## Task goal
The records below should be set down in full, please, without any change.

Start of Available data

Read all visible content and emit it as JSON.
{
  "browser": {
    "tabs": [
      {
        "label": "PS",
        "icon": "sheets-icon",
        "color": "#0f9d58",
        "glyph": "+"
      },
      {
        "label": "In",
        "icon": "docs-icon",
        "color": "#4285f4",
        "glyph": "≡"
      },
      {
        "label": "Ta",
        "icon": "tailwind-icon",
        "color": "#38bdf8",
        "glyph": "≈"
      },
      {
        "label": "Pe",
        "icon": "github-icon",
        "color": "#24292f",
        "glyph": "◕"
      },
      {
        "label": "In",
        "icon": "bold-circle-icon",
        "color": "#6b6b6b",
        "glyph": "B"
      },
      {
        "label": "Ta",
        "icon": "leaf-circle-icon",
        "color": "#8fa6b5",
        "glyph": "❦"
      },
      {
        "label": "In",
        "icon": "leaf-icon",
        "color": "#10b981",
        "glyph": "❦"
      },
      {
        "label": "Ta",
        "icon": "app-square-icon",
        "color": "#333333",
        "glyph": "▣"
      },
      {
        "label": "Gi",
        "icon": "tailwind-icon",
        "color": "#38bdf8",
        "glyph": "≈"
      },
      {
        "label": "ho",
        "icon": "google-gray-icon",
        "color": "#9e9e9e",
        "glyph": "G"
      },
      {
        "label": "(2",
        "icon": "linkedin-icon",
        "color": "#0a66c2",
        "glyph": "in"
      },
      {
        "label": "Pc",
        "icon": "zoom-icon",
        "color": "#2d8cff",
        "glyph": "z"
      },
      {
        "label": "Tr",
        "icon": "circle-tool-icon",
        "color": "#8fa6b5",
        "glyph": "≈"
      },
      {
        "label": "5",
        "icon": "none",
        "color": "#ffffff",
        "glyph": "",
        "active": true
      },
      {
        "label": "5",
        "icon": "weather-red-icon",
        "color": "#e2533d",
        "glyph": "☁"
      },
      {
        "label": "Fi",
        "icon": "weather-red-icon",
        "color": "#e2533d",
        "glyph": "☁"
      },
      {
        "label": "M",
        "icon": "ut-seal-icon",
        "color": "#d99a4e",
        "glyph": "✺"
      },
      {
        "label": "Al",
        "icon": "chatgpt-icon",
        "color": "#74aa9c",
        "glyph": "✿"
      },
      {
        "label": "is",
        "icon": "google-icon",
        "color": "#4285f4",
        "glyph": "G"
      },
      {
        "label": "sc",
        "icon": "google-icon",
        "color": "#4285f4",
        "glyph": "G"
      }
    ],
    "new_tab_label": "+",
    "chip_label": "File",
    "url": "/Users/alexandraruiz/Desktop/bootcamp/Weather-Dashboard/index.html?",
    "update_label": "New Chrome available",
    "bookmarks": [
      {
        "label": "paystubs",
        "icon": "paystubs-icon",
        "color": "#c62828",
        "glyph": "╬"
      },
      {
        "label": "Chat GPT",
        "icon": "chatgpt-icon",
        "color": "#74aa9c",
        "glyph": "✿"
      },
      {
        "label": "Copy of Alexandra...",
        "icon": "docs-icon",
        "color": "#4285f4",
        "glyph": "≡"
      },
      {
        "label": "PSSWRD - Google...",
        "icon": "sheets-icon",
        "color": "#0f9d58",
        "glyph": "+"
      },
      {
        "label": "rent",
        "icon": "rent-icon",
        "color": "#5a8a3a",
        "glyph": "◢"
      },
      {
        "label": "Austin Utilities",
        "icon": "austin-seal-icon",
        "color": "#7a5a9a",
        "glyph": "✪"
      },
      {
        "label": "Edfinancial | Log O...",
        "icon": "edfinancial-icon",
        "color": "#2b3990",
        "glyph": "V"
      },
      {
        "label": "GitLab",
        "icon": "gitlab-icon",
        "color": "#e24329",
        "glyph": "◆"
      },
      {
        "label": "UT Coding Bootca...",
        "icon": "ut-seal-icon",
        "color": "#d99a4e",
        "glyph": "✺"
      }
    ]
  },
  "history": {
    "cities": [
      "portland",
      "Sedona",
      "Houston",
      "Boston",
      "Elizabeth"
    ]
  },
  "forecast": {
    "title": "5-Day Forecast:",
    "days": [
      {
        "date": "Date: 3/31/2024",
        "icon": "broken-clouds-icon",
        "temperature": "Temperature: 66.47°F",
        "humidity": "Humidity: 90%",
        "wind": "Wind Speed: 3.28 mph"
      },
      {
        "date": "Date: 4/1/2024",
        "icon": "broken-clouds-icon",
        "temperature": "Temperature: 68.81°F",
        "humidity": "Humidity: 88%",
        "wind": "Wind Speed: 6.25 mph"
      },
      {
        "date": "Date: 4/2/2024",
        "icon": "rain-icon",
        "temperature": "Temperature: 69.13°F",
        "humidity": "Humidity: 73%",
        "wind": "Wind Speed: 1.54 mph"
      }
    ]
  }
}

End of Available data

## Output of the exercise
Read all visible content and emit it as JSON.
{
  "browser": {
    "tabs": [
      {
        "label": "PS",
        "icon": "sheets-icon",
        "color": "#0f9d58",
        "glyph": "+"
      },
      {
        "label": "In",
        "icon": "docs-icon",
        "color": "#4285f4",
        "glyph": "≡"
      },
      {
        "label": "Ta",
        "icon": "tailwind-icon",
        "color": "#38bdf8",
        "glyph": "≈"
      },
      {
        "label": "Pe",
        "icon": "github-icon",
        "color": "#24292f",
        "glyph": "◕"
      },
      {
        "label": "In",
        "icon": "bold-circle-icon",
        "color": "#6b6b6b",
        "glyph": "B"
      },
      {
        "label": "Ta",
        "icon": "leaf-circle-icon",
        "color": "#8fa6b5",
        "glyph": "❦"
      },
      {
        "label": "In",
        "icon": "leaf-icon",
        "color": "#10b981",
        "glyph": "❦"
      },
      {
        "label": "Ta",
        "icon": "app-square-icon",
        "color": "#333333",
        "glyph": "▣"
      },
      {
        "label": "Gi",
        "icon": "tailwind-icon",
        "color": "#38bdf8",
        "glyph": "≈"
      },
      {
        "label": "ho",
        "icon": "google-gray-icon",
        "color": "#9e9e9e",
        "glyph": "G"
      },
      {
        "label": "(2",
        "icon": "linkedin-icon",
        "color": "#0a66c2",
        "glyph": "in"
      },
      {
        "label": "Pc",
        "icon": "zoom-icon",
        "color": "#2d8cff",
        "glyph": "z"
      },
      {
        "label": "Tr",
        "icon": "circle-tool-icon",
        "color": "#8fa6b5",
        "glyph": "≈"
      },
      {
        "label": "5",
        "icon": "none",
        "color": "#ffffff",
        "glyph": "",
        "active": true
      },
      {
        "label": "5",
        "icon": "weather-red-icon",
        "color": "#e2533d",
        "glyph": "☁"
      },
      {
        "label": "Fi",
        "icon": "weather-red-icon",
        "color": "#e2533d",
        "glyph": "☁"
      },
      {
        "label": "M",
        "icon": "ut-seal-icon",
        "color": "#d99a4e",
        "glyph": "✺"
      },
      {
        "label": "Al",
        "icon": "chatgpt-icon",
        "color": "#74aa9c",
        "glyph": "✿"
      },
      {
        "label": "is",
        "icon": "google-icon",
        "color": "#4285f4",
        "glyph": "G"
      },
      {
        "label": "sc",
        "icon": "google-icon",
        "color": "#4285f4",
        "glyph": "G"
      }
    ],
    "new_tab_label": "+",
    "chip_label": "File",
    "url": "/Users/alexandraruiz/Desktop/bootcamp/Weather-Dashboard/index.html?",
    "update_label": "New Chrome available",
    "bookmarks": [
      {
        "label": "paystubs",
        "icon": "paystubs-icon",
        "color": "#c62828",
        "glyph": "╬"
      },
      {
        "label": "Chat GPT",
        "icon": "chatgpt-icon",
        "color": "#74aa9c",
        "glyph": "✿"
      },
      {
        "label": "Copy of Alexandra...",
        "icon": "docs-icon",
        "color": "#4285f4",
        "glyph": "≡"
      },
      {
        "label": "PSSWRD - Google...",
        "icon": "sheets-icon",
        "color": "#0f9d58",
        "glyph": "+"
      },
      {
        "label": "rent",
        "icon": "rent-icon",
        "color": "#5a8a3a",
        "glyph": "◢"
      },
      {
        "label": "Austin Utilities",
        "icon": "austin-seal-icon",
        "color": "#7a5a9a",
        "glyph": "✪"
      },
      {
        "label": "Edfinancial | Log O...",
        "icon": "edfinancial-icon",
        "color": "#2b3990",
        "glyph": "V"
      },
      {
        "label": "GitLab",
        "icon": "gitlab-icon",
        "color": "#e24329",
        "glyph": "◆"
      },
      {
        "label": "UT Coding Bootca...",
        "icon": "ut-seal-icon",
        "color": "#d99a4e",
        "glyph": "✺"
      }
    ]
  },
  "history": {
    "cities": [
      "portland",
      "Sedona",
      "Houston",
      "Boston",
      "Elizabeth"
    ]
  },
  "forecast": {
    "title": "5-Day Forecast:",
    "days": [
      {
        "date": "Date: 3/31/2024",
        "icon": "broken-clouds-icon",
        "temperature": "Temperature: 66.47°F",
        "humidity": "Humidity: 90%",
        "wind": "Wind Speed: 3.28 mph"
      },
      {
        "date": "Date: 4/1/2024",
        "icon": "broken-clouds-icon",
        "temperature": "Temperature: 68.81°F",
        "humidity": "Humidity: 88%",
        "wind": "Wind Speed: 6.25 mph"
      },
      {
        "date": "Date: 4/2/2024",
        "icon": "rain-icon",
        "temperature": "Temperature: 69.13°F",
        "humidity": "Humidity: 73%",
        "wind": "Wind Speed: 1.54 mph"
      }
    ]
  }
}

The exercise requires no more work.